---------- Entries shown

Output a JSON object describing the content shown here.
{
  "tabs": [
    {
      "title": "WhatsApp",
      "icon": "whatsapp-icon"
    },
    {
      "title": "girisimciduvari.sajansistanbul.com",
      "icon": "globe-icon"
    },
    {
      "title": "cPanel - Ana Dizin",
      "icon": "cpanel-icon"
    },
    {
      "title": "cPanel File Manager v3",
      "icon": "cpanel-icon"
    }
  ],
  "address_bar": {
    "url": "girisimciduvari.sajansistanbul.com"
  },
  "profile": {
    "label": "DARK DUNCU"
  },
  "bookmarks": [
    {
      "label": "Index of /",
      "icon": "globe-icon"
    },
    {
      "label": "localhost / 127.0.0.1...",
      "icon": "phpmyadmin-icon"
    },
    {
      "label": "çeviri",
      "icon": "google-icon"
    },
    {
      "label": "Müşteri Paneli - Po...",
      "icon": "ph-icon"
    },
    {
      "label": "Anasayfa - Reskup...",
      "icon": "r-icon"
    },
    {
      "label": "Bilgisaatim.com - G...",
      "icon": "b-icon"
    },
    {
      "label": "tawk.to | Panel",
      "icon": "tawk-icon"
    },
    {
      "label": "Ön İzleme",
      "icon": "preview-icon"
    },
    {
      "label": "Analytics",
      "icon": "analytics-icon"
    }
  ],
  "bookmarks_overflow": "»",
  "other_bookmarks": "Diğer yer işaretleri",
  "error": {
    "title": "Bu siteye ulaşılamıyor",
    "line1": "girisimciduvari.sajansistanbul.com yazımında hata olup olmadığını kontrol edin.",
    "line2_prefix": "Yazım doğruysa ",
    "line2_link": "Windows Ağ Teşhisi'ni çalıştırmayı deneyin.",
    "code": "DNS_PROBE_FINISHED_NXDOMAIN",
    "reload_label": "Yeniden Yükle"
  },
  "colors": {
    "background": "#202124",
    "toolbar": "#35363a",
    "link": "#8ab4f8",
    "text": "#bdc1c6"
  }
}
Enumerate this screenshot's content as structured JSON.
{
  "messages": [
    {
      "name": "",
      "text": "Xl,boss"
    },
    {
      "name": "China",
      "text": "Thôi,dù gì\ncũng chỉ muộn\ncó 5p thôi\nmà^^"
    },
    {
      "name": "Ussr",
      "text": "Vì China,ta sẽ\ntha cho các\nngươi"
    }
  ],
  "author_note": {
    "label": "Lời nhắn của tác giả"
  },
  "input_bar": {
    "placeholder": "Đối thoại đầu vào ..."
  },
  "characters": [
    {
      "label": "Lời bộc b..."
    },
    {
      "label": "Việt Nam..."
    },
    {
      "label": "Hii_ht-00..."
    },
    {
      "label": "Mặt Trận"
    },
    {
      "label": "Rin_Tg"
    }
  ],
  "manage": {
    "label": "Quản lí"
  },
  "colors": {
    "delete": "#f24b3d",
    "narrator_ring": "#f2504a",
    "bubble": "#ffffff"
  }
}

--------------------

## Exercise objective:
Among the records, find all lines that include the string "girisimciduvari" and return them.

## Response:
      "title": "girisimciduvari.sajansistanbul.com",
    "url": "girisimciduvari.sajansistanbul.com"
    "line1": "girisimciduvari.sajansistanbul.com yazımında hata olup olmadığını kontrol edin.",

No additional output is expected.